ASSIGNMENT: The listing should be returned in its entirety, exactly as given.

DATA EXTRACT:

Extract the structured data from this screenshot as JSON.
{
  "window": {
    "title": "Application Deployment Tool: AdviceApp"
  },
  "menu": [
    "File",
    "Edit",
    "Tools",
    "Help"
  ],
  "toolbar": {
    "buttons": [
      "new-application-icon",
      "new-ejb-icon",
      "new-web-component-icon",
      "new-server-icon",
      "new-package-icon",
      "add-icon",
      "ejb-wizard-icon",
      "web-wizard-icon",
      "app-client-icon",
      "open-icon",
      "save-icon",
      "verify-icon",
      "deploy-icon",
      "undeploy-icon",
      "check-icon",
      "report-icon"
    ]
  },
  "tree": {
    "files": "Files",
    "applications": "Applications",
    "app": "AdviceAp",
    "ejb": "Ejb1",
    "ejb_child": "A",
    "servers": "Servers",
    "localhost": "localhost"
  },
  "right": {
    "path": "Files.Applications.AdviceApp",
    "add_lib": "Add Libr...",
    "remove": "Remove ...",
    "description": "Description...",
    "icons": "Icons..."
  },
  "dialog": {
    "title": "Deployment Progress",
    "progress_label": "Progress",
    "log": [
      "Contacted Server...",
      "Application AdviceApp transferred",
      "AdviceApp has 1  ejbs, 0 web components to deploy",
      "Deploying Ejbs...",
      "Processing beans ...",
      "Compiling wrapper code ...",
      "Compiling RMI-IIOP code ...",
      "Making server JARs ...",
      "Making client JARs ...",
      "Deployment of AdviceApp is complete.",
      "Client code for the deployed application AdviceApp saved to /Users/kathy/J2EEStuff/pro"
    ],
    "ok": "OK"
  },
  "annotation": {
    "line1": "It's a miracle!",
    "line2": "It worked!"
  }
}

ANSWER BOX:
Extract the structured data from this screenshot as JSON.
{
  "window": {
    "title": "Application Deployment Tool: AdviceApp"
  },
  "menu": [
    "File",
    "Edit",
    "Tools",
    "Help"
  ],
  "toolbar": {
    "buttons": [
      "new-application-icon",
      "new-ejb-icon",
      "new-web-component-icon",
      "new-server-icon",
      "new-package-icon",
      "add-icon",
      "ejb-wizard-icon",
      "web-wizard-icon",
      "app-client-icon",
      "open-icon",
      "save-icon",
      "verify-icon",
      "deploy-icon",
      "undeploy-icon",
      "check-icon",
      "report-icon"
    ]
  },
  "tree": {
    "files": "Files",
    "applications": "Applications",
    "app": "AdviceAp",
    "ejb": "Ejb1",
    "ejb_child": "A",
    "servers": "Servers",
    "localhost": "localhost"
  },
  "right": {
    "path": "Files.Applications.AdviceApp",
    "add_lib": "Add Libr...",
    "remove": "Remove ...",
    "description": "Description...",
    "icons": "Icons..."
  },
  "dialog": {
    "title": "Deployment Progress",
    "progress_label": "Progress",
    "log": [
      "Contacted Server...",
      "Application AdviceApp transferred",
      "AdviceApp has 1  ejbs, 0 web components to deploy",
      "Deploying Ejbs...",
      "Processing beans ...",
      "Compiling wrapper code ...",
      "Compiling RMI-IIOP code ...",
      "Making server JARs ...",
      "Making client JARs ...",
      "Deployment of AdviceApp is complete.",
      "Client code for the deployed application AdviceApp saved to /Users/kathy/J2EEStuff/pro"
    ],
    "ok": "OK"
  },
  "annotation": {
    "line1": "It's a miracle!",
    "line2": "It worked!"
  }
}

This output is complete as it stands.